If a school system overburdened by costs cuts drama programs, celebrities get on television and lament the loss. Athletics gets support from boosters if their programs are in danger but if a gifted program goes on the chopping block, the presumption is 'they are smart, they will do well anyway'.
Obviously, athletics has one advantage; no unions. Schools are allowed to go out and hire the best coaches to cultivate, train and coach student athletes but the educational unions will not allow better teachers to be paid more money. But not only can schools not hire the best teachers and fire the worst, society doesn't have a way to trust teacher performance. A great band program wins competitions, a great football program has a great record, but few teachers are allowed to judge great science. Say Rena Subotnik of the American Psychological Association, Paula Olszewski-Kubilius of Northwestern University and Frank Worrell at the University of California, Berkeley,"Academic areas however, rarely rely on demonstrated achievement, but rather on standardized tests because K-12 teachers' judgments tend not to be sufficiently trusted."
First, of course, is recognition that some children are intellectually elite, a no-no in modern pedagogy where that is bad for the self-esteem of others. No one complains if a student baseball player is considered superior to others or a teenager becomes a rock star but education frowns on superior intellects being recognized for that. What should happen instead of falsely insisting everyone is intellectually equal, is 'psychological strength training', the same mental preparation athletes and artistic performers go through to help deal with the pressure that comes with both challenge and success.
If education is recognized as a meritocracy also, we wouldn't need to waste $5 billion a year on STEM outreach programs where various fields try to compete for the attention of the smart kids. The smart kids would be well-known and scouted by universities who would have more to go on than a standardized test, which is as silly a metric for a scientist as a 40-yard dash is for a baseball player.
"Our schools have cabinets and hallways with athletic and cheer-leading trophies that elicit school-wide pride. Academic abilities, viewed by some, as resulting from natural abilities and no effort, are rarely acknowledged for fear of reinforcing the idea that the success of some students highlights the impossibility of success for other students," the authors say in conclusion.

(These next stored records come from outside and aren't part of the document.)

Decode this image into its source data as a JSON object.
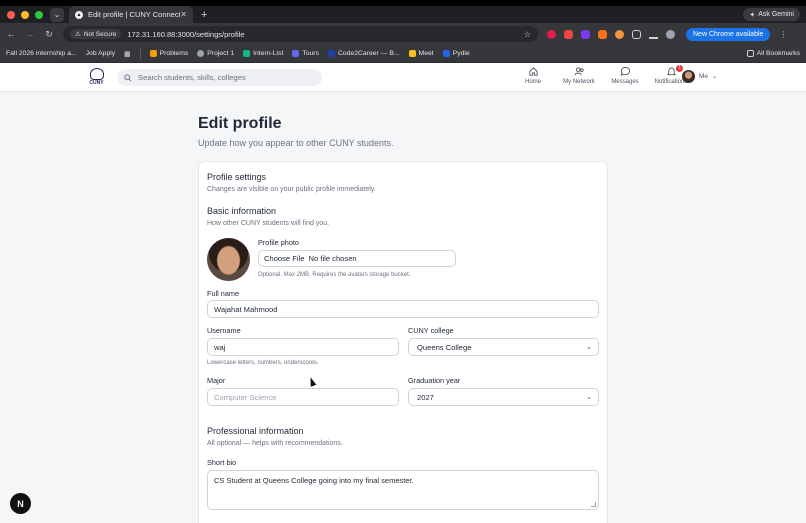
{
  "browser": {
    "tab_title": "Edit profile | CUNY Connect",
    "ask_label": "Ask Gemini",
    "security_label": "Not Secure",
    "url": "172.31.160.88:3000/settings/profile",
    "new_chrome_label": "New Chrome available",
    "bookmarks": [
      {
        "label": "Fall 2026 internship a...",
        "color": "#3b82f6"
      },
      {
        "label": "Job Apply",
        "color": "#0a66c2"
      },
      {
        "label": "Problems",
        "color": "#f59e0b"
      },
      {
        "label": "Project 1",
        "color": "#9ca3af"
      },
      {
        "label": "Intern-List",
        "color": "#10b981"
      },
      {
        "label": "Tours",
        "color": "#6366f1"
      },
      {
        "label": "Code2Career — B...",
        "color": "#1e40af"
      },
      {
        "label": "Meet",
        "color": "#fbbf24"
      },
      {
        "label": "Pydle",
        "color": "#2563eb"
      }
    ],
    "all_bookmarks_label": "All Bookmarks"
  },
  "app": {
    "logo_text": "CUNY",
    "search_placeholder": "Search students, skills, colleges",
    "nav": {
      "home": "Home",
      "network": "My Network",
      "messages": "Messages",
      "notifications": "Notifications",
      "notifications_count": "1",
      "me": "Me"
    }
  },
  "page": {
    "title": "Edit profile",
    "subtitle": "Update how you appear to other CUNY students.",
    "settings_title": "Profile settings",
    "settings_desc": "Changes are visible on your public profile immediately.",
    "basic_title": "Basic information",
    "basic_desc": "How other CUNY students will find you.",
    "photo_label": "Profile photo",
    "choose_file": "Choose File",
    "no_file": "No file chosen",
    "photo_hint": "Optional. Max 2MB. Requires the avatars storage bucket.",
    "fullname_label": "Full name",
    "fullname_value": "Wajahat Mahmood",
    "username_label": "Username",
    "username_value": "waj",
    "username_hint": "Lowercase letters, numbers, underscores.",
    "college_label": "CUNY college",
    "college_value": "Queens College",
    "major_label": "Major",
    "major_placeholder": "Computer Science",
    "grad_label": "Graduation year",
    "grad_value": "2027",
    "pro_title": "Professional information",
    "pro_desc": "All optional — helps with recommendations.",
    "bio_label": "Short bio",
    "bio_value": "CS Student at Queens College going into my final semester."
  },
  "fab_label": "N"
}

Editorial published in Psychological Science in the Public Interest